Four Ways Foreign Policy Could Change, and One Way It Won’t

By Richard Fontaine

The blue wave that crested over the U.S. House of Representatives yesterday was just large enough to usher in a Democratic majority for the first time in eight years. Because the president retains extraordinary powers to manage international affairs, foreign policy and national security may seem like the least likely areas to look for change in the new era. But Democrats may well force a shift in Washington’s approach to the world.

First and most obvious, they could make their presence felt on trade. President Donald Trump will face an early test when he seeks passage next year of the United States–Mexico–Canada Trade Agreement, the successor to NAFTA. Democratic support for the pact (especially among members from farm states), particularly in light of Trump’s threat to withdraw from NAFTA, is probable but uncertain.

In trade talks with Japan, a Democratic House may induce the administration to seek higher labor and environmental standards to attract sufficient support, especially if Trump also hopes for subsequent deals with the European Union and the United Kingdom.

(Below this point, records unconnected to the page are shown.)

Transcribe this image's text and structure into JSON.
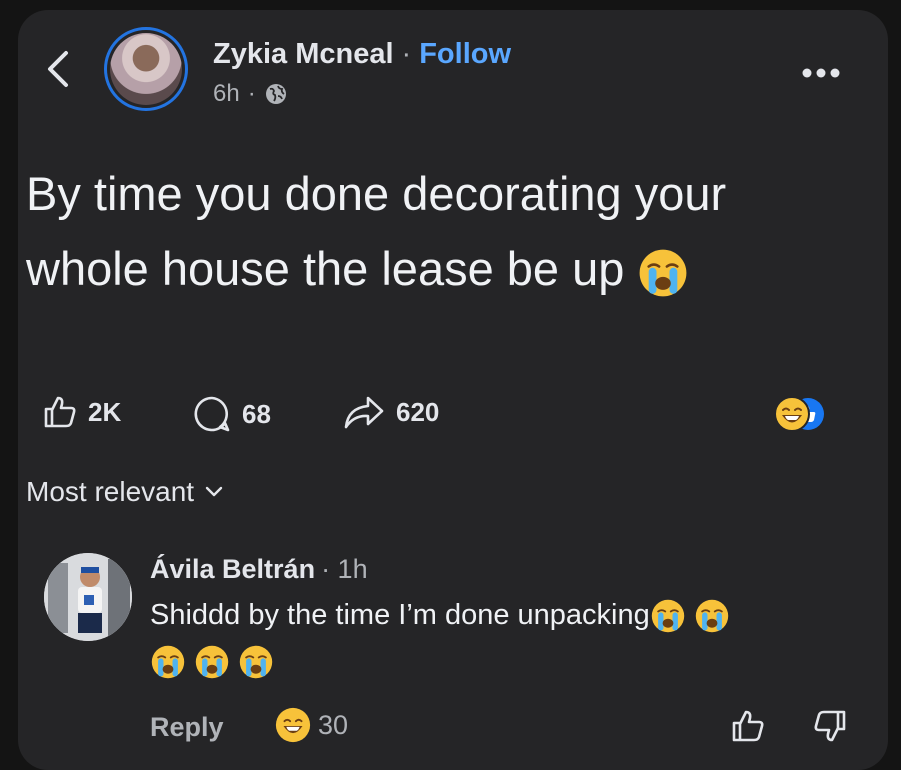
{
  "post": {
    "author": "Zykia Mcneal",
    "separator": "·",
    "follow_label": "Follow",
    "time": "6h",
    "meta_sep": "·",
    "text": "By time you done decorating your whole house the lease be up",
    "text_emoji": "crying-face-emoji"
  },
  "actions": {
    "likes": "2K",
    "comments": "68",
    "shares": "620",
    "reactions": [
      "grinning-face-emoji",
      "like-emoji"
    ]
  },
  "comments_section": {
    "sort_label": "Most relevant"
  },
  "comment": {
    "author": "Ávila Beltrán",
    "time": "· 1h",
    "text": "Shiddd by the time I’m done unpacking",
    "emojis": [
      "crying-face-emoji",
      "crying-face-emoji",
      "crying-face-emoji",
      "crying-face-emoji",
      "crying-face-emoji"
    ],
    "reply_label": "Reply",
    "reaction_count": "30"
  },
  "colors": {
    "background": "#141414",
    "card": "#252527",
    "accent": "#5aa7ff",
    "ring": "#2374e1",
    "text": "#e4e6eb",
    "muted": "#b0b3b8"
  }
}
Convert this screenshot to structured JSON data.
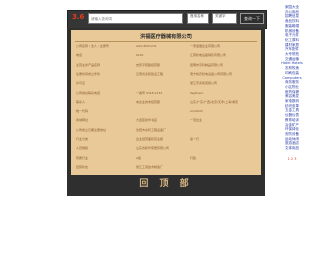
{
  "toolbar": {
    "logo": "3.6",
    "search_placeholder": "请输入查询词",
    "field2": "首用名称",
    "field3": "关键字",
    "query_label": "查询一下"
  },
  "company": {
    "title": "洪福医疗器械有限公司",
    "rows": [
      [
        "公司名称 / 法人 / 注册号",
        "AG0-8001231",
        "一带发展企业有限公司"
      ],
      [
        "电话",
        "0201",
        "江南机电设备销售有限公司"
      ],
      [
        "主营业务产品名称",
        "吉安平阳路经营部",
        "昆明市平科制品有限公司"
      ],
      [
        "注册时间成立年份",
        "云南省泰和建设工程",
        "南宁新农机电设备公司有限公司"
      ],
      [
        "许可证",
        "",
        "浙江乐泰和贸易公司"
      ],
      [
        "公司地址联系电话",
        "一番号 0318-2134",
        "TagPoem"
      ],
      [
        "联系人",
        "本企业的未经营部",
        "山东/广东/广西/北京/天津/上海/重庆"
      ],
      [
        "统一代码",
        "",
        "eco0022"
      ],
      [
        "商城网址",
        "大连区新华书店",
        "一流企业"
      ],
      [
        "公司成立日期注册地址",
        "沈阳市水利工程设备厂",
        ""
      ],
      [
        "行业分类",
        "企业经营面积营业额",
        "第一行"
      ],
      [
        "人员规模",
        "山东省新华家居有限公司",
        ""
      ],
      [
        "所属行业",
        "A级",
        "行政"
      ],
      [
        "经营状态",
        "浙江工贸技术制造厂",
        ""
      ]
    ],
    "footer": "回 顶 部"
  },
  "sidebar": {
    "links": [
      "家园大全",
      "办公用品",
      "招聘信息",
      "食品饮料",
      "服装鞋帽",
      "机械设备",
      "电子元件",
      "化工原料",
      "建材家居",
      "汽车配件",
      "大专院校",
      "交通运输",
      "Hotel Hotels",
      "农林牧渔",
      "印刷包装",
      "Computers",
      "商务服务",
      "小区物业",
      "医药保健",
      "美容美发",
      "家电数码",
      "纺织皮革",
      "五金工具",
      "仪器仪表",
      "教育培训",
      "冶金矿产",
      "环保绿化",
      "安防设备",
      "运动休闲",
      "旅游酒店",
      "文体用品"
    ],
    "bottom": "1 2 3"
  }
}
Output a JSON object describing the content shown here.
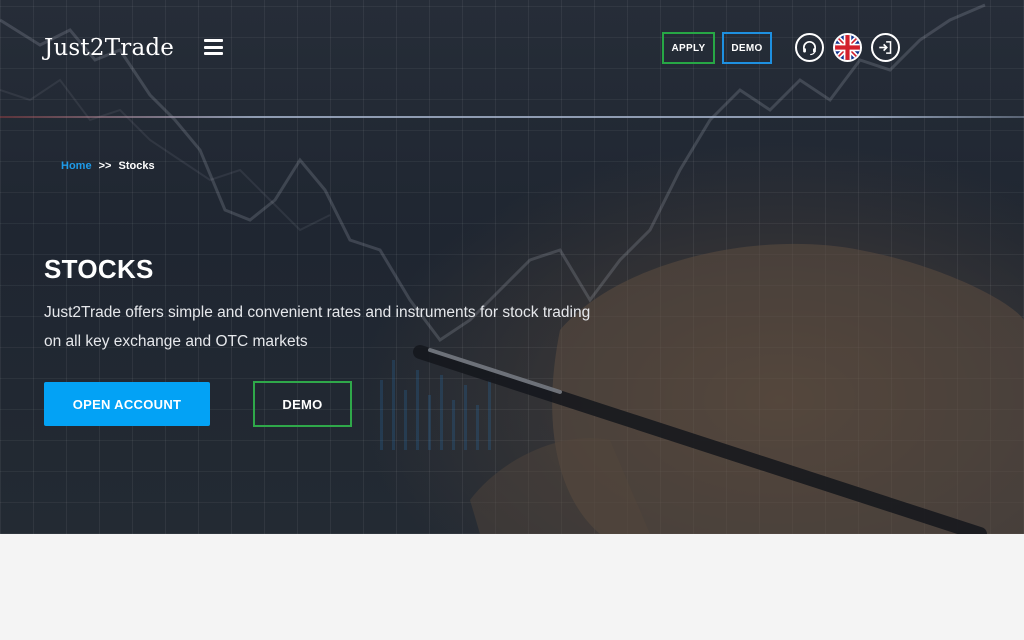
{
  "brand": {
    "name": "Just2Trade"
  },
  "header": {
    "apply_label": "APPLY",
    "demo_label": "DEMO",
    "icons": [
      "menu-icon",
      "headset-icon",
      "uk-flag-icon",
      "login-icon"
    ],
    "colors": {
      "apply_border": "#27a745",
      "demo_border": "#1e90e0"
    }
  },
  "breadcrumb": {
    "home": "Home",
    "separator": ">>",
    "current": "Stocks"
  },
  "hero": {
    "title": "STOCKS",
    "subtitle_line1": "Just2Trade offers simple and  convenient rates and instruments for stock trading",
    "subtitle_line2": "on all key exchange and OTC markets",
    "open_account_label": "OPEN ACCOUNT",
    "demo_label": "DEMO",
    "colors": {
      "primary": "#03a2f5",
      "demo_border": "#2fa84a",
      "breadcrumb_link": "#1e9be9"
    }
  }
}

And Representative Richard Neal, likely the incoming chair of the House Committee on Ways and Means, has already signaled his opposition to any deal with the Philippines, given Manila’s human-rights record.

Second, the administration should expect more pressure to enforce Russia sanctions, and perhaps add more. Along the same lines, the House will take a closer look at past and present Russian meddling in U.S. elections. These investigations could be constructive, and closer House-Senate cooperation would go a long way toward presenting a united political front in the face of Moscow’s continuing efforts to undermine American democracy.

Read the full article in The Atlantic.